Once home, thoroughly clean the collected shoots in cold water. Slice horizontally and remove the outside layers if they are a bit too tough or stringy, then vertically slice the tender shoot.

Sliced Cattail Shoot Quick Pickle

Ingredients

2 tablespoons (30 ml) Mugwort Beer Vinegar (or apple cider vinegar)
1 1⁄2 teaspoons (7.5 ml) maple syrup or honey
1⁄3 teaspoon (1.6 g) salt
4 ounces (120 g) sliced cattail shoots
1 tablespoon (3.5 g) chopped wild chervil (or substitute dill or parsley—dill is much better!)
2 tablespoons (30 ml) water

Directions

  • Mix the vinegar with the maple syrup and salt. Stir until the syrup or honey is dissolved properly.
  • Fill a 1⁄2-pint (240 ml) jar with sliced cattail shoots, then add the chervil, water, and seasoned vinegar.
  • As a quick pickle, I think cattail is much better if aged overnight and consumed within 2 to 3 days. If you age it too long it becomes a bit mushy, probably due to the high starch content.
  • Drain the brine before serving.

DIY Pickled Cattail Shoots | Herbal Academy | Enjoy this basic recipe for Pickled Cattail Shoots taken from the book, Wildcrafted Vinegars by Pascal Baudar.

About the Author:
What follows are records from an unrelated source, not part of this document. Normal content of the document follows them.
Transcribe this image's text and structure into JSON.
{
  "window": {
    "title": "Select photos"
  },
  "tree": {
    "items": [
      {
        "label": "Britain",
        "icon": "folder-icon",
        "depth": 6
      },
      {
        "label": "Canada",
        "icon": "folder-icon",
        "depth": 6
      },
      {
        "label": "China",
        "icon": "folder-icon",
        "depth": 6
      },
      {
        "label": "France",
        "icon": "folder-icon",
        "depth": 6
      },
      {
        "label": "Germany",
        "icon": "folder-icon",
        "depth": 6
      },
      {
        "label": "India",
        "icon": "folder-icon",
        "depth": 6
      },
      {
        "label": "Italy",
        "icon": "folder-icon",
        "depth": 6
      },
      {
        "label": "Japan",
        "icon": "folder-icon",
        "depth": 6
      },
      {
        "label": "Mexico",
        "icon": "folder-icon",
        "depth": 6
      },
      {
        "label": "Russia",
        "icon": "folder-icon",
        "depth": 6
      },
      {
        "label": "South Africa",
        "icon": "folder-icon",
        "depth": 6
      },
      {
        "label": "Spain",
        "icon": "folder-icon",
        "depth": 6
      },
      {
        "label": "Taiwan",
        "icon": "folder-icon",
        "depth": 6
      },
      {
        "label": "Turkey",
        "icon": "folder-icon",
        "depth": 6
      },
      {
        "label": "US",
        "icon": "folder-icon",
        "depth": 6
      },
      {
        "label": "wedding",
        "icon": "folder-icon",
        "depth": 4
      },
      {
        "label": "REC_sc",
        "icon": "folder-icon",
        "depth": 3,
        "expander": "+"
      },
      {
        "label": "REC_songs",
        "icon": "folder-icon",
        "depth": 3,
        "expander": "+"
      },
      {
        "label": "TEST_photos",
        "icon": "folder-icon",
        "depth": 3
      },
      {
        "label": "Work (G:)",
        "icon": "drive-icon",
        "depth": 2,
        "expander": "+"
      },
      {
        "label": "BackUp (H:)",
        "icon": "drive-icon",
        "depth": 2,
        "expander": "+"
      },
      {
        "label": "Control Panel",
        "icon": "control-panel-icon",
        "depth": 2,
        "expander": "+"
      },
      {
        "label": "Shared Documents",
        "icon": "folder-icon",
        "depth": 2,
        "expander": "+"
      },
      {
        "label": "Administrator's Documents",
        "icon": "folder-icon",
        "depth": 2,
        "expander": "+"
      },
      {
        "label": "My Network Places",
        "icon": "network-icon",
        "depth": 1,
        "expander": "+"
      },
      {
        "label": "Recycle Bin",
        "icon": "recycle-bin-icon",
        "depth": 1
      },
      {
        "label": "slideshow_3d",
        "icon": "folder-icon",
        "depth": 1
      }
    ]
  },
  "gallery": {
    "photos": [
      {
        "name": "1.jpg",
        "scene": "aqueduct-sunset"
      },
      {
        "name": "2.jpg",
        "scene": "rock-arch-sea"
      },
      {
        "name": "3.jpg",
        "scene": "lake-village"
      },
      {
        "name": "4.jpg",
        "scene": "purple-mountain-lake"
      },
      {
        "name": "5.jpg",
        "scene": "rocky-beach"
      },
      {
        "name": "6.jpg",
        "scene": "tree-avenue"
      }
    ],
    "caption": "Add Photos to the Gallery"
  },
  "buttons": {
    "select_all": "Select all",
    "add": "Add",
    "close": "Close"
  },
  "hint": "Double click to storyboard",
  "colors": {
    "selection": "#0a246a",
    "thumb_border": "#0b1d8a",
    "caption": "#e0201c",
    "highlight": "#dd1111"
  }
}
Pascal Baudar is the author of three previous books: Wildcrafted Fermentation (2020), The Wildcrafting Brewer (2018), and The New Wildcrafted Cuisine (2016). A self-described “culinary alchemist” he leads classes in traditional food preservation techniques. Through his business, Urban Outdoor Skills, he has introduced thousands of home cooks, celebrity chefs, and foodies to the flavors offered by their wild landscapes. In 2014, Baudar was named one of the most influential local tastemakers by Los Angeles Magazine.